REALTOR® Proposals for Canada’s Long Term Prosperity
We Realtors are lobbying these important issues which are critical for the economy. If you are a Parliamentarian or a local MPP reading this post, please take note. We are asking the government to maintain the value of the Home Buyers’ Plan for first-time home buyers through indexation.
We are also calling for the Home Buyers’ Plan to be extended after a significant life change like the death of a spouse, job relocation or a marital breakdown.
Finally, we are asking the government to facilitate income property reinvestment by allowing the deferral of previously written-off depreciation (Capital Cost Allowance (CCA) recapture).
Revisiting Home Buyer's Plan
By allowing Canadians to withdraw up to $25,000 from their RRSP, the HBP reduces home buyers’ obligation to lenders and can reduce or eliminate costly mortgage loan insurance. Since its inception in 1992, this critical program has helped make home ownership a more affordable reality for over two million Canadians without detracting from retirement savings goals.
Unfortunately, inflation steadily erodes the purchasing power of the HBP. In its 20 year history, the HBP has only been adjusted once, from $20,000 to $25,000 in Budget 2009. While this restored much of the Plan’s purchasing power at the time, inflation is once again steadily eroding the buying power of the HBP.
A first-time buyer in 2012 is only receiving $23,850 in value from the HBP in 2009 dollars, not $25,000. For this reason, REALTORS® recommend the HBP withdrawal limit be indexed to inflation in $2,500 increments. It is important to emphasize that adjusting the withdrawal limit to compensate for inflation serves to maintain, not increase, the Plan’s value.
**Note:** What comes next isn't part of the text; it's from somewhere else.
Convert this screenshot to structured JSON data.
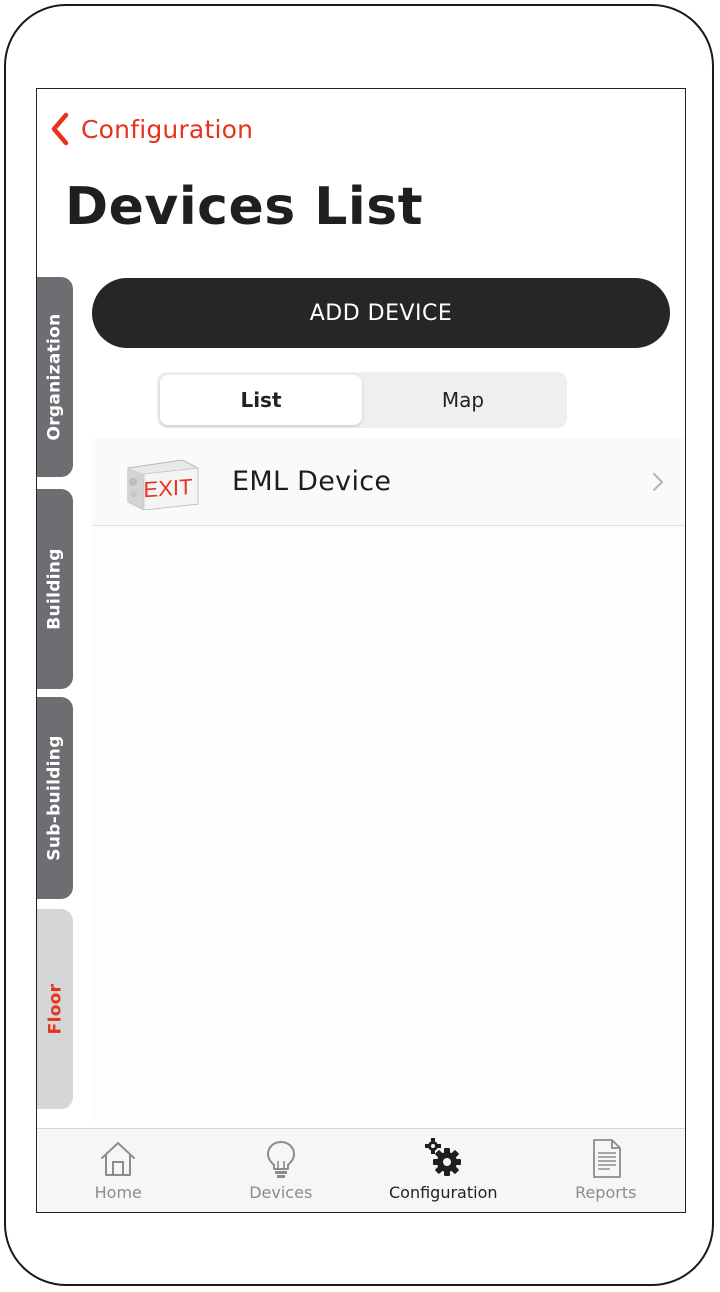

Adjusting in increments is a similar approach used to maintain the value of Tax Free Savings Accounts and would not interfere with deficit reduction targets and other fiscal and monetary objectives. Indeed, using the last time the HBP was adjusted as the starting point (Budget 2009), this approach would cost nothing until 2015, at which time the plan would adjust by $2,500 at a cost of $7.5 million. A further $2,500 increase would occur in 2019 at an additional cost of $7.5 million.
Stimulate Community Reinvestment
Over time, buildings suffer from wear and tear. In recognition of this, depreciation of buildings used for business or investment activities can be deducted from taxable income.
This is known as Capital Cost Allowance (CCA). Each building depreciates up to the original amount paid for the structure and its component parts. A certain percentage, typically 4 per cent, can be written off each year as a deduction against the owner’s income from the property. The amount left over, still available to be deducted over future years at 4 per cent, is known as the undepreciated capital cost (UCC) balance.
At the time of sale of a property, there is a reconciling on the amount of depreciation taken over the period of ownership. If the proceeds on sale of the building are less than the undepreciated capital cost balance, then the difference can be written off as a loss. However, if the proceeds of the sale are more than the undepreciated capital cost balance, the difference up to the original cost of the building is added to the seller’s income, upon which they pay tax. This is known as “recapture”.
Because most of time building owners are required to pay back previously claimed depreciation (CCA recapture) from the proceeds of sale, they often lack sufficient funds to reinvest in a property of similar value. This is a significant disincentive to selling income properties. It is also exceptional as CCA recapture can be deferred for many other types of business assets.
Budget 2013 presents an opportunity to remove this major obstacle to income property reinvestment. Allowing owners, who reinvest in other properties, the ability to defer recapture of CCA when they sell would motivate reinvestment which in turn encourages new entrants into the sector and rejuvenates communities. Image one demonstrates how the current system discourages investors from selling their income property and trading up.
By forcing the investor to repay CCA up front they are not left with enough funds to make a purchase of equal or greater value. Image two demonstrates how rolling over the undepreciated capital cost by subtracting the amount that would be recaptured from the undepreciated capital cost balance of the new building allows owners to reinvest without short changing the tax system.
This proposal levels the playing field for small investors. Indeed, over half of the individuals who would benefit from the proposed policy change have net incomes below $50,000. The Income Tax Act already provides real estate developers with a mechanism to offset CCA recapture when reinvesting by excluding them from the rental loss restriction with which smaller investors must comply.
As a result, developers can already write down the amount of the CCA recapture against the CCA balance of the replacement property immediately. This creates a pooling effect to defer the effect of recaptured depreciation.
By encouraging investors to reinvest, this proposal would help many sectors of the economy by creating jobs and generating growth. Altus Group found a typical multi-unit income property transaction in three of Canada’s largest cities creates $287,850 in spin-off spending, including renovations, repairs, professional fees, and revenue for all levels of government.
It is also estimated more than one job is created for every two transactions. This proposal would have a minimal net cost of $12 million in the first year and earn the government $7 million in year two. The direct cost is offset considerably by the collection of other revenue, including Capital Gains Tax from property sales, and GST/HST and income tax from spin-off activity. In addition, deferred CCA is ultimately collected when income property owners choose not to reinvest.